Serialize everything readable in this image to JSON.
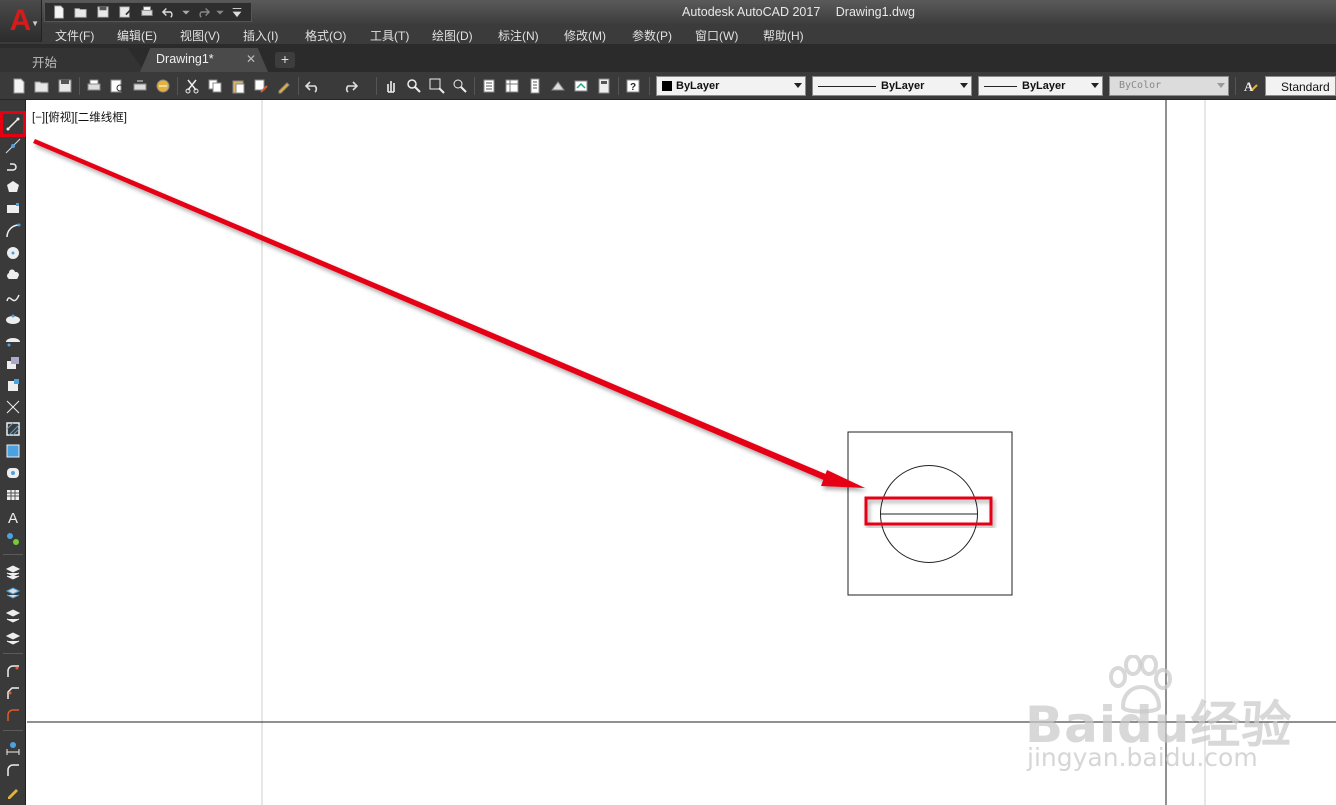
{
  "title_bar": {
    "app_name": "Autodesk AutoCAD 2017",
    "file_name": "Drawing1.dwg",
    "app_button_letter": "A"
  },
  "menu": [
    "文件(F)",
    "编辑(E)",
    "视图(V)",
    "插入(I)",
    "格式(O)",
    "工具(T)",
    "绘图(D)",
    "标注(N)",
    "修改(M)",
    "参数(P)",
    "窗口(W)",
    "帮助(H)"
  ],
  "tabs": {
    "start": "开始",
    "drawing": "Drawing1*",
    "close_glyph": "✕",
    "add_glyph": "+"
  },
  "properties": {
    "color": "ByLayer",
    "linetype": "ByLayer",
    "lineweight": "ByLayer",
    "plotstyle": "ByColor",
    "text_style": "Standard"
  },
  "viewport_label": "[−][俯视][二维线框]",
  "watermark": {
    "brand": "Baidu经验",
    "url": "jingyan.baidu.com"
  },
  "colors": {
    "accent_red": "#e60012",
    "ui_dark": "#3a3a3a",
    "canvas": "#ffffff"
  },
  "icons": {
    "highlighted_tool": "line-icon"
  }
}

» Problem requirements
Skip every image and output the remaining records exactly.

» Answer space
Serialize everything readable in this image to JSON.
{
  "title_bar": {
    "app_name": "Autodesk AutoCAD 2017",
    "file_name": "Drawing1.dwg",
    "app_button_letter": "A"
  },
  "menu": [
    "文件(F)",
    "编辑(E)",
    "视图(V)",
    "插入(I)",
    "格式(O)",
    "工具(T)",
    "绘图(D)",
    "标注(N)",
    "修改(M)",
    "参数(P)",
    "窗口(W)",
    "帮助(H)"
  ],
  "tabs": {
    "start": "开始",
    "drawing": "Drawing1*",
    "close_glyph": "✕",
    "add_glyph": "+"
  },
  "properties": {
    "color": "ByLayer",
    "linetype": "ByLayer",
    "lineweight": "ByLayer",
    "plotstyle": "ByColor",
    "text_style": "Standard"
  },
  "viewport_label": "[−][俯视][二维线框]",
  "watermark": {
    "brand": "Baidu经验",
    "url": "jingyan.baidu.com"
  },
  "colors": {
    "accent_red": "#e60012",
    "ui_dark": "#3a3a3a",
    "canvas": "#ffffff"
  },
  "icons": {
    "highlighted_tool": "line-icon"
  }
}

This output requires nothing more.